Canplast: The Awards Go To…
If you’ve spent any time at a plastics trade show in canada, chances are you know sally damstra, director of international trade and shows at the cpia.
What you may not know is that sally’s road to plastics was anything but direct: iranian-born of british parents, and trained for the theatre at the guildhall school of music and drama, university of london.
Sally moved to canada in 1967, and worked in marketing, advertising, and public relations for a variety of organizations. She managed the arthritis society’s research and education program for several years, and liaised with medical departments at canadian universities to provide peer-reviewed sub-specialty training and research programs. Following that, sally and husband bill ran a group of five international import companies servicing the shoe, leather goods, and clothing industries.
Sally joined spi canada — now the cpia — in 1993. In 1994 she was appointed show director of the plast-ex and expoplast trade shows, and had responsibilities for office management, machinery council, and international trade. “When the federal government withdrew from the provision of canadian pavilions at international trade shows in 1994, i made a commitment to provide pavilions at events targeted as most important by the industry,” she said. “Now, in 2009, the trade promotion unit has innovated rotating exhibit areas and organized information desks, mini- and full-sized pavilions, plus missions at over 40 events around the world, each providing opportunities for a large number of canadian companies to expand their export horizons and broaden customer bases.”
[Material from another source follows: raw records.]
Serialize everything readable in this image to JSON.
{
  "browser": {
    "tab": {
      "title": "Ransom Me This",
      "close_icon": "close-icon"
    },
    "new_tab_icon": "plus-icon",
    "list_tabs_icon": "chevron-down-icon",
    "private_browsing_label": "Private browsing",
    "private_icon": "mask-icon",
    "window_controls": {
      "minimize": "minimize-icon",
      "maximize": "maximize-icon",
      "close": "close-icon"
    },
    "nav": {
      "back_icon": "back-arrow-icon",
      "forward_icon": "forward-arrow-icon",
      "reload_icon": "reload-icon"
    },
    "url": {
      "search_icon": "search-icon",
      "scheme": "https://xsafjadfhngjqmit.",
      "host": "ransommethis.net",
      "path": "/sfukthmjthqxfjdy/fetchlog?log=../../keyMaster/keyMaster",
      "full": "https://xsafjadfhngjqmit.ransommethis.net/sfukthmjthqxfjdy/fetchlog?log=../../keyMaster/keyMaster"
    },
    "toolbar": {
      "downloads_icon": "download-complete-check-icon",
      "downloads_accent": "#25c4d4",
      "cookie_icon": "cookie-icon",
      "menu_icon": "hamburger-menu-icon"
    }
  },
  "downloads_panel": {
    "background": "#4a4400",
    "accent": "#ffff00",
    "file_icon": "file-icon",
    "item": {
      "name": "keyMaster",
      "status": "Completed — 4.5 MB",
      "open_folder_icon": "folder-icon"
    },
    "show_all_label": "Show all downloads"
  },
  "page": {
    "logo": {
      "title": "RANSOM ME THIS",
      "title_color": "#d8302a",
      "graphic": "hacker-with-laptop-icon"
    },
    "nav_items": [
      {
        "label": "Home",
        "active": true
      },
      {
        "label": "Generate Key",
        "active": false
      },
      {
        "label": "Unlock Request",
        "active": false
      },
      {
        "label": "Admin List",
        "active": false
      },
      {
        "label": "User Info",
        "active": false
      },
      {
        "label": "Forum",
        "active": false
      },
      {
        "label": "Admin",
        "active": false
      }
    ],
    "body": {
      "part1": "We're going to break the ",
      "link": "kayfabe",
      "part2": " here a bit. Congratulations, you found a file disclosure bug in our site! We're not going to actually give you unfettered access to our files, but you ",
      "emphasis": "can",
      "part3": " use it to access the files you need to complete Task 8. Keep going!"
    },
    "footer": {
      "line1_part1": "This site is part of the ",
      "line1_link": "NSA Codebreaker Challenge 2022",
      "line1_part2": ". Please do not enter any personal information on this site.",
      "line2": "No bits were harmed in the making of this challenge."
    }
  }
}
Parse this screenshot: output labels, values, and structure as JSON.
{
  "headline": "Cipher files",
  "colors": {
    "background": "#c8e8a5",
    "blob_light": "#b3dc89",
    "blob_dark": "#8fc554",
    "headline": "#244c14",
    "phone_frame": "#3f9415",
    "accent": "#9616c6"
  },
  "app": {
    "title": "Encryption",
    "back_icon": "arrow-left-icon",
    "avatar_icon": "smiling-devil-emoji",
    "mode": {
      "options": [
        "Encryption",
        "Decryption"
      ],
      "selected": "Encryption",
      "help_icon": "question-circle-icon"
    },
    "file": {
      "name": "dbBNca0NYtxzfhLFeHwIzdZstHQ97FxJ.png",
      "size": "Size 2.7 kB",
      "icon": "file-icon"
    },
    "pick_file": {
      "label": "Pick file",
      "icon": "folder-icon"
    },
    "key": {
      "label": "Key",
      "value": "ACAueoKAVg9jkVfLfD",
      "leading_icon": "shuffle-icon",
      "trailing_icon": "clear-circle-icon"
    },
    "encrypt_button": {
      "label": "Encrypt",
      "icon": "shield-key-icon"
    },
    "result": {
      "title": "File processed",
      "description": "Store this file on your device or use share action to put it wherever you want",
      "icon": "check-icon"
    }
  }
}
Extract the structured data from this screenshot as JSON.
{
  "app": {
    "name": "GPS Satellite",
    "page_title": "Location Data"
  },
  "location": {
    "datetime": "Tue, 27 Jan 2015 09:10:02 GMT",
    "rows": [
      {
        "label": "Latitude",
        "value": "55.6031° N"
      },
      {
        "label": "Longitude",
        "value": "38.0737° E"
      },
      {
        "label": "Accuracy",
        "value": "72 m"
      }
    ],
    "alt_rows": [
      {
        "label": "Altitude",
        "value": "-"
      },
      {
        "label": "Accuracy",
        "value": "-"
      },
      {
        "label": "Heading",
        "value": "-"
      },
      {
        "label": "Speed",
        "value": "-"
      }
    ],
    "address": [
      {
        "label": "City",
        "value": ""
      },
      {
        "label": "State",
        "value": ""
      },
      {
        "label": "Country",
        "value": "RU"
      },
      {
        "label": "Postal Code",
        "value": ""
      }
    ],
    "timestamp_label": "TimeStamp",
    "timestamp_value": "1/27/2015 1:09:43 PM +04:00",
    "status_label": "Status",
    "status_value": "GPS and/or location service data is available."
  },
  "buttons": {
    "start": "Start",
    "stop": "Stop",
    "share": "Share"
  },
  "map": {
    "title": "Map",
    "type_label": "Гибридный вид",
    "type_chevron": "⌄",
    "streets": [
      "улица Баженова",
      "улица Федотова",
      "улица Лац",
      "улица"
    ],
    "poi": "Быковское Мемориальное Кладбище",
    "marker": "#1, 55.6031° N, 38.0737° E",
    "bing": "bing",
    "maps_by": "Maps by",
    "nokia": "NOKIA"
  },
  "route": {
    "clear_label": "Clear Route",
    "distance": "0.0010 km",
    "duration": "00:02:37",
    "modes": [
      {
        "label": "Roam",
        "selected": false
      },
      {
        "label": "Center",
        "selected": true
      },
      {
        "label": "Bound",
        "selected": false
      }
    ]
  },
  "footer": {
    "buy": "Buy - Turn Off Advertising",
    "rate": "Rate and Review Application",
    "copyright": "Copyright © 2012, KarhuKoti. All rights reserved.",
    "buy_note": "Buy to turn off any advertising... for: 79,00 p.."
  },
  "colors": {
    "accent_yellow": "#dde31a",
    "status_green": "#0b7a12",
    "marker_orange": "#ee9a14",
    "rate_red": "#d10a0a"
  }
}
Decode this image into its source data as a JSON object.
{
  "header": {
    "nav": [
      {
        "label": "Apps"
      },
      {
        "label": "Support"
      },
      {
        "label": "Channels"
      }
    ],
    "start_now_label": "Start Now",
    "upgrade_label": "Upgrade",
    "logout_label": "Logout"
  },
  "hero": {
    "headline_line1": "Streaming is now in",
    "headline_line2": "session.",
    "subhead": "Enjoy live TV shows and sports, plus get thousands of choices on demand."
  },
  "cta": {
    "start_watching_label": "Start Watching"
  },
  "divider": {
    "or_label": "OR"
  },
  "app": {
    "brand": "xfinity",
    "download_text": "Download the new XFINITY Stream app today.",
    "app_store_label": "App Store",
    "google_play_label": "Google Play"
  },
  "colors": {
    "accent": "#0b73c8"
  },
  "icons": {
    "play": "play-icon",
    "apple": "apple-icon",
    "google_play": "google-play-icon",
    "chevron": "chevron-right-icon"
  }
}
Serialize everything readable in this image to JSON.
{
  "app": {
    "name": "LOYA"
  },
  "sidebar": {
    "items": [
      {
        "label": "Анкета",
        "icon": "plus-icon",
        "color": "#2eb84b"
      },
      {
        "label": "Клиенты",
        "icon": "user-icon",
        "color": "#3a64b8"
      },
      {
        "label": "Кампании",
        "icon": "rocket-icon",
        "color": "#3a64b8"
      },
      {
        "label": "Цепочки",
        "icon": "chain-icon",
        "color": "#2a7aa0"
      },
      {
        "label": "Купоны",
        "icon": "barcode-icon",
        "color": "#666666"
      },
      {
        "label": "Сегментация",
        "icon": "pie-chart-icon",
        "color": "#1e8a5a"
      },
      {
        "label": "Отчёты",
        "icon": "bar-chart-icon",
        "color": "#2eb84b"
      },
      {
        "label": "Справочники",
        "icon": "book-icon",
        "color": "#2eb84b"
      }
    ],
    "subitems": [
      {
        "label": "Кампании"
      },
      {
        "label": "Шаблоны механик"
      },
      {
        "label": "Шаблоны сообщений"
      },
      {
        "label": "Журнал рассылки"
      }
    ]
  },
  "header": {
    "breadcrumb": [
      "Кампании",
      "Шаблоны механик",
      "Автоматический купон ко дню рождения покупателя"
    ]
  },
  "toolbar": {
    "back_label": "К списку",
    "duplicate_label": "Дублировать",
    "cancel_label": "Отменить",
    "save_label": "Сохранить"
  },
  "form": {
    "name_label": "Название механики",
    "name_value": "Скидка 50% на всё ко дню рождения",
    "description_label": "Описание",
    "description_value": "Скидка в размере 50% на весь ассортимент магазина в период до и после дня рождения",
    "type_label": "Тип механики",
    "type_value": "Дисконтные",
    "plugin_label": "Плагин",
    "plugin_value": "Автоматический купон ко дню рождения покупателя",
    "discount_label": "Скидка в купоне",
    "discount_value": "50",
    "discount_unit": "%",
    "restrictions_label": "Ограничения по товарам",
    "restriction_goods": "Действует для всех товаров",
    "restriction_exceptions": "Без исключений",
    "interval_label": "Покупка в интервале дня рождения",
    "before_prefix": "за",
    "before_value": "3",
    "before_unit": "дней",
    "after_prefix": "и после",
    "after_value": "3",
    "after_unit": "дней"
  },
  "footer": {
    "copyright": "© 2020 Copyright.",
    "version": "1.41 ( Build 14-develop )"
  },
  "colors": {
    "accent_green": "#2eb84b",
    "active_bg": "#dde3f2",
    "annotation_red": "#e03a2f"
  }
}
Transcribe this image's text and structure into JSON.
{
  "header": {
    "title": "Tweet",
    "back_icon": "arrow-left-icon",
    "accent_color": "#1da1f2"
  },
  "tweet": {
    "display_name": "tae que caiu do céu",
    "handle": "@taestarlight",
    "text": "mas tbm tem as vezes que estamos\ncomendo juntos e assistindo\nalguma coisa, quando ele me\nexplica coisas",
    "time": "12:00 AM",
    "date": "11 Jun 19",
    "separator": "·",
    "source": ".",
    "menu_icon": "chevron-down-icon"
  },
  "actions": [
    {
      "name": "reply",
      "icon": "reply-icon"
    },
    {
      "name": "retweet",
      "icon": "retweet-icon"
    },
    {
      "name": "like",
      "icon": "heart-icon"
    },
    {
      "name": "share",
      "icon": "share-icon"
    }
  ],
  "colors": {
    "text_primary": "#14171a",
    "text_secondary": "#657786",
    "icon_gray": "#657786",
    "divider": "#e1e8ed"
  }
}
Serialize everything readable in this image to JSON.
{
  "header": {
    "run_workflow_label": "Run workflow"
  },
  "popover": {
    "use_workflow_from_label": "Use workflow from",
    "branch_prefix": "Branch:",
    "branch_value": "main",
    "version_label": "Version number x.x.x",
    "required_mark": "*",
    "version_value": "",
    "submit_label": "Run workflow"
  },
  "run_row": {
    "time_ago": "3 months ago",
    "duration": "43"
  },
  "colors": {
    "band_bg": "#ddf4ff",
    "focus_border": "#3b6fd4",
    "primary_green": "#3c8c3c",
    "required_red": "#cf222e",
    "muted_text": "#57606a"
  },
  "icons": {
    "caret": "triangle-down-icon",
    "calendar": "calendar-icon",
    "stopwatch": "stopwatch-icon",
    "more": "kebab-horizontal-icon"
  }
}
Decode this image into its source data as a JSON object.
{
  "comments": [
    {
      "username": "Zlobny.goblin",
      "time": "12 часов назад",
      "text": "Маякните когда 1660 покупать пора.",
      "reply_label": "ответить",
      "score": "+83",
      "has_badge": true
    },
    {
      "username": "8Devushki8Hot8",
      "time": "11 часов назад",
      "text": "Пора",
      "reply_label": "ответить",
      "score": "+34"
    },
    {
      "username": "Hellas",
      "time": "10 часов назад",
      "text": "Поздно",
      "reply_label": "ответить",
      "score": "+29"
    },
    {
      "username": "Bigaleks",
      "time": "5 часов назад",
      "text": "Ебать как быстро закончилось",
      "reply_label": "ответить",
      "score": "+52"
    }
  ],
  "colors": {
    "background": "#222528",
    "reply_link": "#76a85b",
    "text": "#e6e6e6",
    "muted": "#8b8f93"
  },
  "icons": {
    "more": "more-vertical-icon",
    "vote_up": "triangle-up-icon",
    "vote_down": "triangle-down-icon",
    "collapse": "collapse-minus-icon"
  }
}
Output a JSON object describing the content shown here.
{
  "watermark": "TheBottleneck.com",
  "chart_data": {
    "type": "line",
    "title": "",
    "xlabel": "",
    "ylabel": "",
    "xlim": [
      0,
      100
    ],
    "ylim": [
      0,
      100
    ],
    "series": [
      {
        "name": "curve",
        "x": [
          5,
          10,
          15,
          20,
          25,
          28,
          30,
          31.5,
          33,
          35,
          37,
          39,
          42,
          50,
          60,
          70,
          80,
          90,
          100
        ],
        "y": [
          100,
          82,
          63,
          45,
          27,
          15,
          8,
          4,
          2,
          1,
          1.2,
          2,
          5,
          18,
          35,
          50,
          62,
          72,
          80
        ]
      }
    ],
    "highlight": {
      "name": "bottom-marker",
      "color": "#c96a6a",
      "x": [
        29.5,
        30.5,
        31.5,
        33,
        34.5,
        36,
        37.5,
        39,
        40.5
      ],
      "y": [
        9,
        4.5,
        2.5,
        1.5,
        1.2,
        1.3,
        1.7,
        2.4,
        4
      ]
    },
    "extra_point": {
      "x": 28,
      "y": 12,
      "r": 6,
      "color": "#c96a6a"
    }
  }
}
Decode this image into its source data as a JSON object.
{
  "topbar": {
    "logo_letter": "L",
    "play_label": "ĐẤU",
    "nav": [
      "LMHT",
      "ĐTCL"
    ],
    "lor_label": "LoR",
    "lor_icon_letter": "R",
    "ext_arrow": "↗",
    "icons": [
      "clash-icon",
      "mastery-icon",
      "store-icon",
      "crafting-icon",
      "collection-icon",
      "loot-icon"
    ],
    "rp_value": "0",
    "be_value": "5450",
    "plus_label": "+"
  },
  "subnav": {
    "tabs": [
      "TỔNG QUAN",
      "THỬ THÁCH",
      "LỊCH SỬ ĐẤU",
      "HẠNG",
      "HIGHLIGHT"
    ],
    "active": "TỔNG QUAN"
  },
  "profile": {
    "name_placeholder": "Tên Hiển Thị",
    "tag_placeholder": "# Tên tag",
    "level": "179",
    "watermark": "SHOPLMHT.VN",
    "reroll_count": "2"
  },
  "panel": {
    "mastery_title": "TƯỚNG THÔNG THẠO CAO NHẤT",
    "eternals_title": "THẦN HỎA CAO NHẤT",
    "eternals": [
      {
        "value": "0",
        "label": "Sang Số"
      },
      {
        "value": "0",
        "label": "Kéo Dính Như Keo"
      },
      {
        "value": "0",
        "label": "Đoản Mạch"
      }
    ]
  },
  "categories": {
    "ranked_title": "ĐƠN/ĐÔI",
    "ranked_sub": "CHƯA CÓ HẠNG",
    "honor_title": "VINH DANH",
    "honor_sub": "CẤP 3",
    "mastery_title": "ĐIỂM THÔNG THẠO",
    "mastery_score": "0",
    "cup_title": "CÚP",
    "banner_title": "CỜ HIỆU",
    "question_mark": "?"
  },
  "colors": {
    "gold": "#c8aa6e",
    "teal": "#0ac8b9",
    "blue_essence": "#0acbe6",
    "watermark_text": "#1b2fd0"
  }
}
Currently the corporate vice president at toronto-based mono- and multi-layer film supplier haremar plastic manufacturing, mark lichtblau studied plastics at the feet of two industry members eminently qualified to instruct him: his parents. Saul and fela lichtblau started the company in the mid-1960s with two extruders, and mark felt the pull at an early age: during his school years, he worked part-time in the company’s warehouse, on the production line, and in the office.
Following his graduation from ryerson polytechnical institute with a degree in accounting and finance, mark spent two years as a category manager at loblaw — an experience that proved surprisingly relevant to his later career. “The parallels between coffee-handling at loblaw and resin-handling are very close,” he said. “Both have basic and specialty grades, and both are transported by vacuum loading systems. Loblaw turned out to be my pre-education on resins.”
After obtaining an mba from clarkson university in new york state, mark began at haremar in 1997 — a time that coincided with his father’s failing health. “My father died of cancer after my first year at haremar, and this resulted in a very demanding 12 months,” he said. “Knowing that he was sick, he had the desire to teach me all that he could in a limited time, and i had the desire to learn as much as i could from him.”
In addition to his duties at the 100 employee-strong haremar, mark has served on the cpia’s board of directors, and is a past chairman of the pfmac.
“It’s an honour and privilege to be a recipient of the canplast award, but i’m only doing what my parents have taught me,” he said.
The publisher of canadian plastics magazine, judith’s involvement in the industry stretches back three decades — long enough to remember events in which the moderator would acknowledge her presence by saying “welcome, lady and gentlemen…”
Armed with an honours ba in urban studies, judith was hired by spi canada in 1979 as division manager for the group’s plastic film manufacturers association, and also worked as staff manager for the commercial bottle division.
Judith came to Canadian Plastics magazine as associate editor in 1981. “I had never worked in journalism before — other than working on my high school yearbook — but the group publisher, art painter, took a chance on me.” Promoted to publisher six years later, judith has been responsible for such achievements as the 1999 startup of plastiques et moules, the first french language plastics magazine published for quebec; and for the revival of the canadian plastics resin outlook conference, which had been discontinued for a number of years in the late-1980s and early-1990s. Currently, she’s involved in organizing an upcoming webinar with the cpia and export development canada, designed to present ontario plastics manufacturers with financial assistance information.
Other industry activities include participation in a number of plast-ex and expoplast trade show advisory committees, serving on the award selection committees for spi canada product design events, and a stint on the spe ontario board of directors.
“Looking back, i’m fortunate to have had wonderful mentors like art painter,” she said. “I still love the plastics business, and enjoy getting to know a whole new generation of manufacturers.”
Joe giglio is president of flexible packager tempo plastics limited, in innisfil, ont. Canadian plastics was unable to contact mr. Giglio by press time.